> YOUR GOAL
In the listing below, look for "rest" and copy every line that has it.

> INPUT FOR THIS TASK
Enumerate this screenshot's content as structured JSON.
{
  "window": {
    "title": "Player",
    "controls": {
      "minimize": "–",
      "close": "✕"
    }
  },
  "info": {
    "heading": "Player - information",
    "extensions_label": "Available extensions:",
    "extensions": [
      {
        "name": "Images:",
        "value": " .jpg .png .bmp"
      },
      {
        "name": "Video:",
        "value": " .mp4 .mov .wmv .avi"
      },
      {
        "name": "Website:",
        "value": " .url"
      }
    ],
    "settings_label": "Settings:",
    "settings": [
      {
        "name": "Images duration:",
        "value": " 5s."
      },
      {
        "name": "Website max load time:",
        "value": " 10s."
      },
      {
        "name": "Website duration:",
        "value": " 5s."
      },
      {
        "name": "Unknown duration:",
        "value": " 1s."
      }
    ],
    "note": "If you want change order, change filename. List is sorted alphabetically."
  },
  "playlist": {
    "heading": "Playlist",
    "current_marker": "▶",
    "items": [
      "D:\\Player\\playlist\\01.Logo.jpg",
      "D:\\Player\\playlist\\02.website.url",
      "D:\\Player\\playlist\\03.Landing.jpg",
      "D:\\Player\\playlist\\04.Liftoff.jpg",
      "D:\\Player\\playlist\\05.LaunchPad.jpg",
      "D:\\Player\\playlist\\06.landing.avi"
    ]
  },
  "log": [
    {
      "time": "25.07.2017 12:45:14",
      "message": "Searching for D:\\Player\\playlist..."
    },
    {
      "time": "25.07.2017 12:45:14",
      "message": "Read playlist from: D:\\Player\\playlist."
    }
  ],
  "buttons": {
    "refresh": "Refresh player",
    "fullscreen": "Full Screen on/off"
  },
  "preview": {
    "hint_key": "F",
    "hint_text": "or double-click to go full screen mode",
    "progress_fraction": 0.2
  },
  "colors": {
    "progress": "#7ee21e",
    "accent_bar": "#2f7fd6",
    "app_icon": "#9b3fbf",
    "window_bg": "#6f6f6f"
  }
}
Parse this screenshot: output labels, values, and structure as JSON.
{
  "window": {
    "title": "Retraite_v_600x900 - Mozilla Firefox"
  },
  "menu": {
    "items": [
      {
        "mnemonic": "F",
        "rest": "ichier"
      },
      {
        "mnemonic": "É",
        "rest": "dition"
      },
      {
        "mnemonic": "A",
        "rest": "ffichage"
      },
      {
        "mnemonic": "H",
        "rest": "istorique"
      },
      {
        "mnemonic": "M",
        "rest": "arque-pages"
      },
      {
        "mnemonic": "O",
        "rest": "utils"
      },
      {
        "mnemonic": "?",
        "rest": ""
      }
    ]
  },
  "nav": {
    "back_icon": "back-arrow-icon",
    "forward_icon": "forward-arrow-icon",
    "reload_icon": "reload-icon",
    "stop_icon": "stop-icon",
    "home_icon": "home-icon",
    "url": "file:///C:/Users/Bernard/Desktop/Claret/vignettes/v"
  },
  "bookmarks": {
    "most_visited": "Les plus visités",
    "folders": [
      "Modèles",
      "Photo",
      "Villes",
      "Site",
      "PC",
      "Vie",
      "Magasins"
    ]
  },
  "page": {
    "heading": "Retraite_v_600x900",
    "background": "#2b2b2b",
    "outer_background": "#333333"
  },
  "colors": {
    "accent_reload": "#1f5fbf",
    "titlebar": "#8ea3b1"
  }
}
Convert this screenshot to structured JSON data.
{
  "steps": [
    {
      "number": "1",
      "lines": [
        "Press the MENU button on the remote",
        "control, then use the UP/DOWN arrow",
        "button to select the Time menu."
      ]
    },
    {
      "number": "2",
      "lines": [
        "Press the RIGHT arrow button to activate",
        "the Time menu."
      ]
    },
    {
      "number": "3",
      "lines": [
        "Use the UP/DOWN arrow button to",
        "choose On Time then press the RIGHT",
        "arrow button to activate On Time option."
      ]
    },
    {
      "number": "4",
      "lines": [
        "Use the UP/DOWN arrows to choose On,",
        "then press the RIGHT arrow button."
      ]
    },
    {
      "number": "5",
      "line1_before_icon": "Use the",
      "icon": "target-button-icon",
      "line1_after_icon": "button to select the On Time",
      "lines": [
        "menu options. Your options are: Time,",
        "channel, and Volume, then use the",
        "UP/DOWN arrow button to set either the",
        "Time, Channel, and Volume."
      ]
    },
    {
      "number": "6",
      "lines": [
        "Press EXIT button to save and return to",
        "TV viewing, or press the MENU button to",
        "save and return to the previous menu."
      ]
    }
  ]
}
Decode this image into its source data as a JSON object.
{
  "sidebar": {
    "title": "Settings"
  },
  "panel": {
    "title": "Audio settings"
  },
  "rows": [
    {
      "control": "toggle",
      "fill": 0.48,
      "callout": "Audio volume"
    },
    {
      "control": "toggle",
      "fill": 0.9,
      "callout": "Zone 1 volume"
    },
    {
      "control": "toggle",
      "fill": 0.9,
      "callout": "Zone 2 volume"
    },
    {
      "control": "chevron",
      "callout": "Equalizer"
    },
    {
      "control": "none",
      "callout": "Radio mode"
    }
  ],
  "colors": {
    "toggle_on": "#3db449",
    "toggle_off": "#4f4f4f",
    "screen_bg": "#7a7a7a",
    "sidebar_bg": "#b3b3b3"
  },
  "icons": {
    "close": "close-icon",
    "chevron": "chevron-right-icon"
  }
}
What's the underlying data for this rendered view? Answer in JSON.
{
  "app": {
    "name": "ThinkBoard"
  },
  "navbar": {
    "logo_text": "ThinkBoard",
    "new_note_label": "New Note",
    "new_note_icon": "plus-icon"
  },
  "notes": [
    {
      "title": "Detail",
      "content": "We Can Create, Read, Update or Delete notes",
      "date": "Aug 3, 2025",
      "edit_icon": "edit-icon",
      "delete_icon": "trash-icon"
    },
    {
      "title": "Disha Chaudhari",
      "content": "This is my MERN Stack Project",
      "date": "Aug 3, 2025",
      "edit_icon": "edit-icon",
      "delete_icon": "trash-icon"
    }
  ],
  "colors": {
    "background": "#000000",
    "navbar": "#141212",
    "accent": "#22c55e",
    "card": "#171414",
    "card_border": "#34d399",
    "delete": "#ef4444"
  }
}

> EXERCISE RESPONSE
        "rest": "ichier"
        "rest": "dition"
        "rest": "ffichage"
        "rest": "istorique"
        "rest": "arque-pages"
        "rest": "utils"
        "rest": ""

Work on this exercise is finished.